Record extracts
▼
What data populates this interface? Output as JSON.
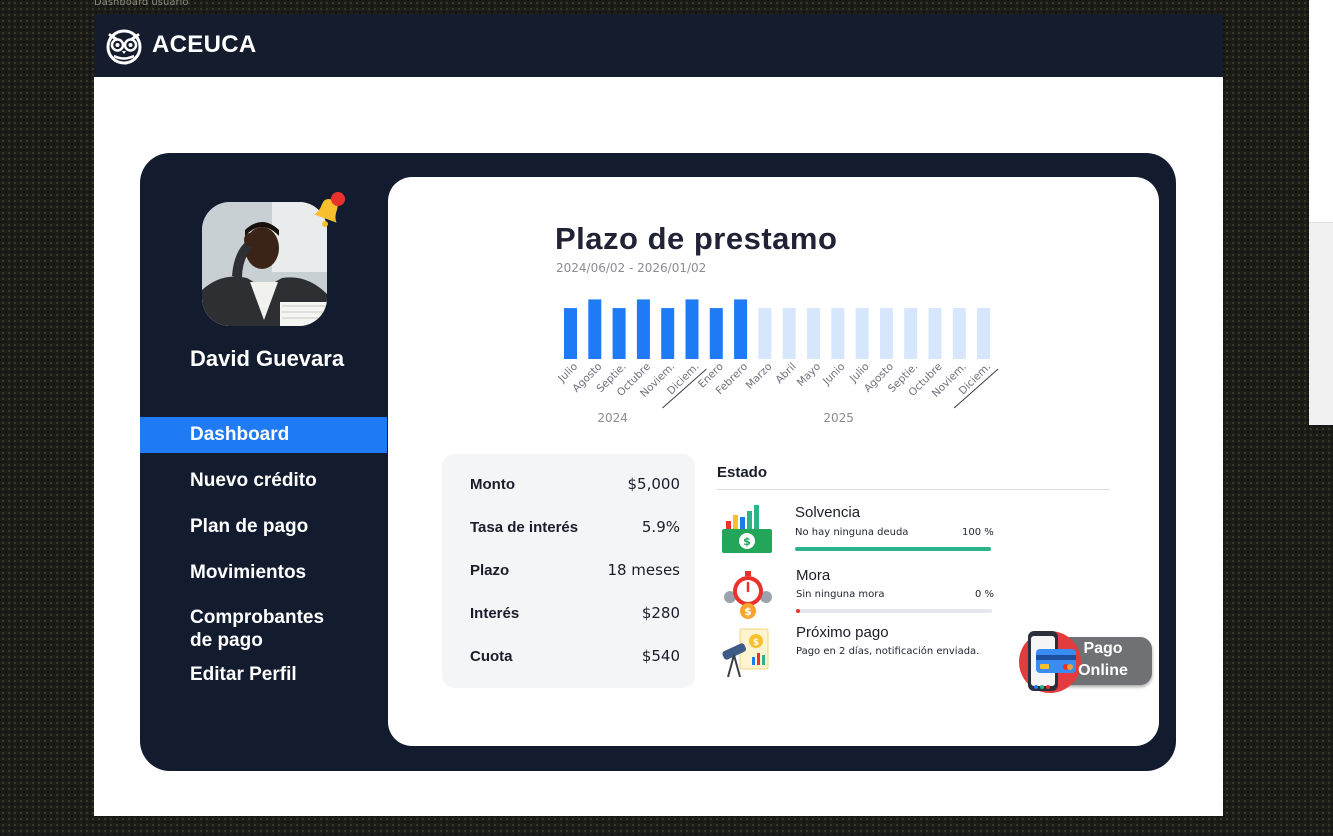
{
  "frame": {
    "label": "Dashboard usuario"
  },
  "brand": {
    "name": "ACEUCA",
    "icon": "owl-logo-icon"
  },
  "user": {
    "name": "David Guevara",
    "notification_icon": "bell-icon"
  },
  "nav": {
    "items": [
      {
        "label": "Dashboard",
        "active": true
      },
      {
        "label": "Nuevo crédito",
        "active": false
      },
      {
        "label": "Plan de pago",
        "active": false
      },
      {
        "label": "Movimientos",
        "active": false
      },
      {
        "label": "Comprobantes de pago",
        "active": false
      },
      {
        "label": "Editar Perfil",
        "active": false
      }
    ]
  },
  "chart_data": {
    "type": "bar",
    "title": "Plazo de prestamo",
    "subtitle": "2024/06/02 - 2026/01/02",
    "categories": [
      "Julio",
      "Agosto",
      "Septie.",
      "Octubre",
      "Noviem.",
      "Diciem.",
      "Enero",
      "Febrero",
      "Marzo",
      "Abril",
      "Mayo",
      "Junio",
      "Julio",
      "Agosto",
      "Septie.",
      "Octubre",
      "Noviem.",
      "Diciem."
    ],
    "values": [
      47,
      55,
      47,
      55,
      47,
      55,
      47,
      55,
      47,
      47,
      47,
      47,
      47,
      47,
      47,
      47,
      47,
      47
    ],
    "paid": [
      true,
      true,
      true,
      true,
      true,
      true,
      true,
      true,
      false,
      false,
      false,
      false,
      false,
      false,
      false,
      false,
      false,
      false
    ],
    "groups": [
      {
        "label": "2024"
      },
      {
        "label": "2025"
      }
    ],
    "colors": {
      "paid": "#1e7bf5",
      "pending": "#d6e6fc"
    },
    "grid": false
  },
  "loan": {
    "rows": [
      {
        "label": "Monto",
        "value": "$5,000"
      },
      {
        "label": "Tasa de interés",
        "value": "5.9%"
      },
      {
        "label": "Plazo",
        "value": "18 meses"
      },
      {
        "label": "Interés",
        "value": "$280"
      },
      {
        "label": "Cuota",
        "value": "$540"
      }
    ]
  },
  "estado": {
    "title": "Estado",
    "items": [
      {
        "title": "Solvencia",
        "desc": "No hay ninguna deuda",
        "pct": "100 %",
        "progress": 1.0,
        "color": "#2bb38a",
        "icon": "money-growth-icon"
      },
      {
        "title": "Mora",
        "desc": "Sin ninguna mora",
        "pct": "0 %",
        "progress": 0.0,
        "color": "#e8322b",
        "icon": "stopwatch-money-icon"
      },
      {
        "title": "Próximo pago",
        "desc": "Pago en 2 días, notificación enviada.",
        "icon": "telescope-chart-icon"
      }
    ]
  },
  "pago_online": {
    "line1": "Pago",
    "line2": "Online",
    "icon": "phone-card-icon"
  }
}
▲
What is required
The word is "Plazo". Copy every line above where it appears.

Answer to this task
    "title": "Plazo de prestamo",
        "label": "Plazo",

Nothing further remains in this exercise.